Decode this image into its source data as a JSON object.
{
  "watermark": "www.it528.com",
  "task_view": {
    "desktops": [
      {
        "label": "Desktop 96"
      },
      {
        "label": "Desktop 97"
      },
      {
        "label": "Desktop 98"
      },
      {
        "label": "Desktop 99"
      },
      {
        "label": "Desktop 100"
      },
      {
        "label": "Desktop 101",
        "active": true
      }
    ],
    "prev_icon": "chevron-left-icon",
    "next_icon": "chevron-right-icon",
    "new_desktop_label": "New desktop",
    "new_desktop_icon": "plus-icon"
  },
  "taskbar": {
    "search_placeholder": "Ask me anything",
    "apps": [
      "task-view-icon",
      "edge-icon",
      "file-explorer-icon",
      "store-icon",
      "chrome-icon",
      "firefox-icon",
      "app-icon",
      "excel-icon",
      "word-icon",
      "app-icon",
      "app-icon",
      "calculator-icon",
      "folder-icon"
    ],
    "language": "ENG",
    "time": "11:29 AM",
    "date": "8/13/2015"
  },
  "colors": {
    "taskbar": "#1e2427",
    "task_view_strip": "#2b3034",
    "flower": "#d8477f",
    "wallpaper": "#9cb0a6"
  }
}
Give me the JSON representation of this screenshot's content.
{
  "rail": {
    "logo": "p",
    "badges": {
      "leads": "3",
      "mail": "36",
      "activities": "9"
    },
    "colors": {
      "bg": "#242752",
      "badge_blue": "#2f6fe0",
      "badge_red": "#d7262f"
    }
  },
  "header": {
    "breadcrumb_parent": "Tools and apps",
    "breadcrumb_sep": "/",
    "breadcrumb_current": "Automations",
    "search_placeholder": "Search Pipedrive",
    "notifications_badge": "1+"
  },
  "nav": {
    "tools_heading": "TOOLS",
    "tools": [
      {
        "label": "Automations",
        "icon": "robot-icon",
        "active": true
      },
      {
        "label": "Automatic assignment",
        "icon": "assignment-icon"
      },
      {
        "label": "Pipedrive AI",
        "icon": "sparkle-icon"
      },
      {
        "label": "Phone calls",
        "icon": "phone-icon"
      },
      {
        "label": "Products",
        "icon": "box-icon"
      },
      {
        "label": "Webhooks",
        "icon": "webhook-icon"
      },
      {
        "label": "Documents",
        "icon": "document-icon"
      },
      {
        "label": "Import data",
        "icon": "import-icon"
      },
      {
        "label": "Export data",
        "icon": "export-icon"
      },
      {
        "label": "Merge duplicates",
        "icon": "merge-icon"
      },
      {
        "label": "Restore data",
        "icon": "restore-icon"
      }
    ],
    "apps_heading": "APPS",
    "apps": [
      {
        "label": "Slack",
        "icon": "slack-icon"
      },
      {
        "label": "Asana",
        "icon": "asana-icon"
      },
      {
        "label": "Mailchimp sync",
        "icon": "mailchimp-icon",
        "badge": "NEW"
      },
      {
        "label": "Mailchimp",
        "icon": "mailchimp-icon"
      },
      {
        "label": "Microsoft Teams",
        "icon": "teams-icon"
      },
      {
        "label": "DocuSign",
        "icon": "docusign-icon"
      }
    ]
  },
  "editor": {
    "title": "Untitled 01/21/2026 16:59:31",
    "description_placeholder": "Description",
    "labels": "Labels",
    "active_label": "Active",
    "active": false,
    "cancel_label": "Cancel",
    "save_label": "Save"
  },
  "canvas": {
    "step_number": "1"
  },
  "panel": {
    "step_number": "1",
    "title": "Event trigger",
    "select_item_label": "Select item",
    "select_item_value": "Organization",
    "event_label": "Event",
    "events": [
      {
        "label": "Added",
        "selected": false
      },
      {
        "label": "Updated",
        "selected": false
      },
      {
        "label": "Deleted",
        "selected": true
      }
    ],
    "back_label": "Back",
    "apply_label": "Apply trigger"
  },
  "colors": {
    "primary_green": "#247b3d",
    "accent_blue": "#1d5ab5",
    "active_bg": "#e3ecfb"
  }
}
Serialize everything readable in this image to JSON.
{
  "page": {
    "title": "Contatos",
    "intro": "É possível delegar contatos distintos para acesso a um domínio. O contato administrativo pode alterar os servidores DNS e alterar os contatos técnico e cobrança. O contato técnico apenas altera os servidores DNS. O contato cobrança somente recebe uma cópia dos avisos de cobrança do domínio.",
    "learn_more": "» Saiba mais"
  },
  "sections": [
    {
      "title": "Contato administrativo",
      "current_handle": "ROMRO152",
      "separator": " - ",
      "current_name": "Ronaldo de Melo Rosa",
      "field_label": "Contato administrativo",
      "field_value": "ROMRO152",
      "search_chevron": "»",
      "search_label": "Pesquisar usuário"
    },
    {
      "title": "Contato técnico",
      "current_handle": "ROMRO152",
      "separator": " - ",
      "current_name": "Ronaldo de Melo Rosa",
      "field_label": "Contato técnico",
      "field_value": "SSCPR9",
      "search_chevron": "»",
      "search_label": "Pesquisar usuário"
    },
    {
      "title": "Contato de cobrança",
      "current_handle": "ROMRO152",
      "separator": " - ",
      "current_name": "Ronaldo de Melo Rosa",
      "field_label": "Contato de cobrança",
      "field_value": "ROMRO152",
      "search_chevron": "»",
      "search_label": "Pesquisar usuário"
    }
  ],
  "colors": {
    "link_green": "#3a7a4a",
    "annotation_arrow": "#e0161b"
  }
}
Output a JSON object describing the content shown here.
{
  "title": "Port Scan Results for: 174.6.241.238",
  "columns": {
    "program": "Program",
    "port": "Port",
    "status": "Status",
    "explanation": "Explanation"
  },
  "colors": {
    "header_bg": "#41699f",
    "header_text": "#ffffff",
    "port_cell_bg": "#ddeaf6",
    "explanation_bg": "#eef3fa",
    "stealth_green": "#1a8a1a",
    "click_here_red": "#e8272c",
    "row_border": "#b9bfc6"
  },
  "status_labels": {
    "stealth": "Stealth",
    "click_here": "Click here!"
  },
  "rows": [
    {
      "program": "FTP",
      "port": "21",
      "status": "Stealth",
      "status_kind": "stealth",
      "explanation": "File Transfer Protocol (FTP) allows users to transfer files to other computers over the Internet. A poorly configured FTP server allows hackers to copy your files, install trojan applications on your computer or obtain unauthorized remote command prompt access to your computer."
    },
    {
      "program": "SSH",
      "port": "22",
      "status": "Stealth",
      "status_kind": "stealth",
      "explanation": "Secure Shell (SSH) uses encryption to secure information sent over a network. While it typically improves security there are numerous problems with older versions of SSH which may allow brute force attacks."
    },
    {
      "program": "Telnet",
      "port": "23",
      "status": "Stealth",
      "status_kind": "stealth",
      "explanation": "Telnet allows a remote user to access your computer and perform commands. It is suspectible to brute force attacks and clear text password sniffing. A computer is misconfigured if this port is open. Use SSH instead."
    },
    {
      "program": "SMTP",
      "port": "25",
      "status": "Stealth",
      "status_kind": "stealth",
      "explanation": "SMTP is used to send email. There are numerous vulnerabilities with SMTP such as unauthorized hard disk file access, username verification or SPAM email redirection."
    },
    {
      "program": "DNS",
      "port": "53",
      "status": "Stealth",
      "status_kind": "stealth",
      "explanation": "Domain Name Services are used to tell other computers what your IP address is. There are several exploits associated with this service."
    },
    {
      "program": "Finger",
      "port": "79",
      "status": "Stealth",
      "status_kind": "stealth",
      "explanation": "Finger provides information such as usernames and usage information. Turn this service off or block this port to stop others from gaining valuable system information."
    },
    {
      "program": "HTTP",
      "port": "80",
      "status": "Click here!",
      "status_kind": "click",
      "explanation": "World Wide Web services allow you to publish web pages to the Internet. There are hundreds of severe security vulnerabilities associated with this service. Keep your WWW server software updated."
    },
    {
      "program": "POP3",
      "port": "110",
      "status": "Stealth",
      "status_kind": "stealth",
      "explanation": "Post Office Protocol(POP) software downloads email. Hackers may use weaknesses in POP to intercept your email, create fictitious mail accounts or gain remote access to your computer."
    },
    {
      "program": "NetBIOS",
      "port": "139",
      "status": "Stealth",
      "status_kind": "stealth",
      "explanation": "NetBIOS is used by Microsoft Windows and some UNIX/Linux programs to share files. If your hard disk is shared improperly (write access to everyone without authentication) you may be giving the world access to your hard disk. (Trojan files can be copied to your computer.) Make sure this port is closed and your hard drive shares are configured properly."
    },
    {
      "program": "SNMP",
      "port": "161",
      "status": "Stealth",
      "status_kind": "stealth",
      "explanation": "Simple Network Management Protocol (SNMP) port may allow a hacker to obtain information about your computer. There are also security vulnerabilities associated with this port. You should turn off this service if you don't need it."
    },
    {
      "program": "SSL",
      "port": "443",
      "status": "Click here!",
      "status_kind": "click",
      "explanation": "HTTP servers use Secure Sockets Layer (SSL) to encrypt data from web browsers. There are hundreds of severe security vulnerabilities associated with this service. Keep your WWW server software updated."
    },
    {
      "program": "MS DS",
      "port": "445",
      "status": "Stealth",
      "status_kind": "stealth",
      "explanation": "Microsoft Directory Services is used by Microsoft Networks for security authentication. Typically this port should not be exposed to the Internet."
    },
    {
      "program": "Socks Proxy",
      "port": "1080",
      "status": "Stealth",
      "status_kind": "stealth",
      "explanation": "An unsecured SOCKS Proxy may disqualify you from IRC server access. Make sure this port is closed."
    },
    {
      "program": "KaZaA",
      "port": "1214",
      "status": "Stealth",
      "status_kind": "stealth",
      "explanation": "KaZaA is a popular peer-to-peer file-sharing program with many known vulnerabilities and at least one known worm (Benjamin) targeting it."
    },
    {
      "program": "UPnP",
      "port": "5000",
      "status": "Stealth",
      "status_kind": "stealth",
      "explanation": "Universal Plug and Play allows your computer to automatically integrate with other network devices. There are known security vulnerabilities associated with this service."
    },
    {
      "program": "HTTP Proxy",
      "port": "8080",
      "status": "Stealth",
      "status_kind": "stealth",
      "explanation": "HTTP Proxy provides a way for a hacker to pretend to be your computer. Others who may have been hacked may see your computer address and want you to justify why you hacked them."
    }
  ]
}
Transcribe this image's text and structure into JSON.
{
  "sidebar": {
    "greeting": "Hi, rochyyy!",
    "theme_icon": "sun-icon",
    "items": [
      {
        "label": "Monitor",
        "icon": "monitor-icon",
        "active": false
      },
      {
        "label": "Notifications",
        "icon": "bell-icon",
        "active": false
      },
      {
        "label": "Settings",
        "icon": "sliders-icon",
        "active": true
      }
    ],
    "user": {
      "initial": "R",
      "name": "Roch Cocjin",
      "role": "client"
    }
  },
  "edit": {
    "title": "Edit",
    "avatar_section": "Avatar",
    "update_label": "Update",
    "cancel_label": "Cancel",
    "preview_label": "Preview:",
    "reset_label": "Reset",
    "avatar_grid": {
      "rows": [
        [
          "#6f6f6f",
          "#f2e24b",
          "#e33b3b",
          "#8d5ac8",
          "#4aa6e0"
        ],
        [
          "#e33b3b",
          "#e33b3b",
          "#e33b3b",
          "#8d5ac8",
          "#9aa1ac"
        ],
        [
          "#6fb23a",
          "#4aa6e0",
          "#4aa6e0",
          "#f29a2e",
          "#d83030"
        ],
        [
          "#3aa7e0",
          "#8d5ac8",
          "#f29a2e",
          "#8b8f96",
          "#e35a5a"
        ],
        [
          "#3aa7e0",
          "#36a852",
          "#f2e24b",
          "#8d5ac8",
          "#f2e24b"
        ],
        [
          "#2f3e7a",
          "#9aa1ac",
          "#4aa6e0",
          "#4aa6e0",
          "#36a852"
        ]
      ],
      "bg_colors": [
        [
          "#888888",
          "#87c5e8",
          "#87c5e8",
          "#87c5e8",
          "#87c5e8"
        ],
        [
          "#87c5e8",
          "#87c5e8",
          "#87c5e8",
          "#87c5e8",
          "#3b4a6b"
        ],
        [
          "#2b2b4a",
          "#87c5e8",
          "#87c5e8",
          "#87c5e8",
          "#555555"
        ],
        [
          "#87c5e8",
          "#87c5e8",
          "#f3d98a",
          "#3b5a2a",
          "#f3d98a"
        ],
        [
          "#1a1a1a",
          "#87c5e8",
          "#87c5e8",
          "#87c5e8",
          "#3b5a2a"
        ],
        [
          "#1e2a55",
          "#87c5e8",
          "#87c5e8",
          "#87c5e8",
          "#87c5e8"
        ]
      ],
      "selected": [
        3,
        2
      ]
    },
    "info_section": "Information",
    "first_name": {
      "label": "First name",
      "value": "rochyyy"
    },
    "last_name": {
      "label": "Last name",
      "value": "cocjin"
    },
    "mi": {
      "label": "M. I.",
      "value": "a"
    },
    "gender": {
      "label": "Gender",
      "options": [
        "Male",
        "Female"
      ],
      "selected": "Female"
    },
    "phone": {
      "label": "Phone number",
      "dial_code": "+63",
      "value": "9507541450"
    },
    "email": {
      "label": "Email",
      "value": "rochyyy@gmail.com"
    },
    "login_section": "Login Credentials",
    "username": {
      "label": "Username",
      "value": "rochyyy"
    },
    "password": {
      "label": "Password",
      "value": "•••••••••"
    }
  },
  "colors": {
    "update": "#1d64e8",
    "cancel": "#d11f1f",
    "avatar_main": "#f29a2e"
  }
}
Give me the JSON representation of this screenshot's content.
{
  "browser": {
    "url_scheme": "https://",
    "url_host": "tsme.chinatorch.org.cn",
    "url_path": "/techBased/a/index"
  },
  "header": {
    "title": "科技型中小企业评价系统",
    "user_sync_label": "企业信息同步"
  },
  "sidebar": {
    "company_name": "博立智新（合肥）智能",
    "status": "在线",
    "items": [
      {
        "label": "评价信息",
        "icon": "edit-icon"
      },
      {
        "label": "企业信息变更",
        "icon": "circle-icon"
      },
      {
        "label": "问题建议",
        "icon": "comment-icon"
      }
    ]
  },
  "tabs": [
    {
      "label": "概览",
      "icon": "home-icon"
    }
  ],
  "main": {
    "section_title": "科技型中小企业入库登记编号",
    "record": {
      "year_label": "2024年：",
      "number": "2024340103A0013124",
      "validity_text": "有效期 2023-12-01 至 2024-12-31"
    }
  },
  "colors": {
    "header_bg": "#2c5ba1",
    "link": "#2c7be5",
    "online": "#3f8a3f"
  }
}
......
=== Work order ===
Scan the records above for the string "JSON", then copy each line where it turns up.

=== Your solution ===
Decode this image into its source data as a JSON object.
Give me the JSON representation of this screenshot's content.
Serialize everything readable in this image to JSON.
Output a JSON object describing the content shown here.
Transcribe this image's text and structure into JSON.
Give me the JSON representation of this screenshot's content.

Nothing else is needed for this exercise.